Published:Thursday | October 23, 2014 | 12:00 AM
Dr K'adamawe K'nife addresses the gathering during a 'Youth Leadership Breakfast' session held at the Rise Life Management Services offices in Kingston recently. Ian Allen/Photographer

WITH MORE than 100 unregulated funeral homes operating in Jamaica, there are jitters in the industry over how they will manage if an Ebola crisis hits the country.

"I don't know exactly how many funeral homes exist, but there are about 15 who belong to the director's association and these are the people, as far as I know, who have been trained and certified to deal with the deceased," said Dr Lundie Richards, the director of National Health Systems Planning and Integration, during Tuesday's handover of guidelines for the operation of funeral establishments and mortuaries by the Ministry of Health.

Travellers from Ebola-affected countries in West Africa have been banned from entering the country and now the ministry has issued guidelines for selected funeral homes to handle the dead bodies in c`ase the Ebola virus reaches the island and there are such fatalities.

There are about 125 known funeral establishments in the industry, and Richards believes that legislation to closely monitor them should be ready in the near future.

"It is anticipated that, in the very near future, the regulations will come from the chief parliamentary counsel to do whatever we need as it concerns monitoring these funeral homes," said Richards.

Richards shared that there would be no burial or funeral for deceased Ebola victims, as they will be cremated within three hours after death.

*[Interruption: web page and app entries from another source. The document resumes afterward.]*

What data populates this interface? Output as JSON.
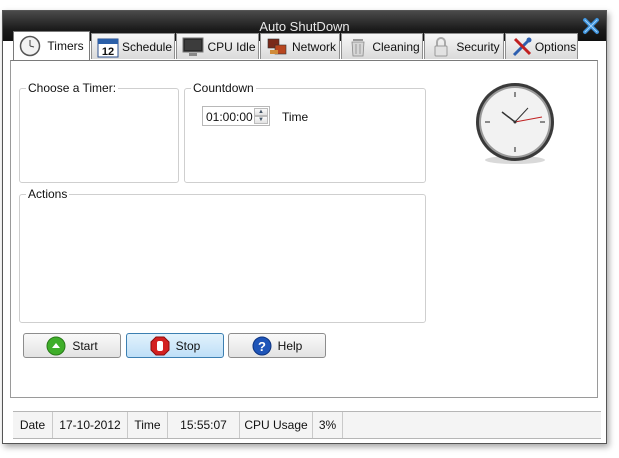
{
  "window": {
    "title": "Auto ShutDown"
  },
  "tabs": [
    {
      "label": "Timers",
      "icon": "clock-icon"
    },
    {
      "label": "Schedule",
      "icon": "calendar-icon",
      "calendar_day": "12"
    },
    {
      "label": "CPU Idle",
      "icon": "monitor-icon"
    },
    {
      "label": "Network",
      "icon": "network-icon"
    },
    {
      "label": "Cleaning",
      "icon": "trash-icon"
    },
    {
      "label": "Security",
      "icon": "lock-icon"
    },
    {
      "label": "Options",
      "icon": "tools-icon"
    }
  ],
  "timers": {
    "choose_label": "Choose a Timer:",
    "countdown_label": "Countdown",
    "countdown_value": "01:00:00",
    "time_label": "Time",
    "actions_label": "Actions"
  },
  "buttons": {
    "start": "Start",
    "stop": "Stop",
    "help": "Help"
  },
  "status": {
    "date_label": "Date",
    "date_value": "17-10-2012",
    "time_label": "Time",
    "time_value": "15:55:07",
    "cpu_label": "CPU Usage",
    "cpu_value": "3%"
  },
  "colors": {
    "titlebar": "#1c1c1c",
    "close": "#3b8fd8",
    "stop_button": "#bfdff7"
  }
}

"There will be no last good-byes. The bodies will be prepared at the site of death and be cremated," he stressed.

andrew.harris@gleanerjm.com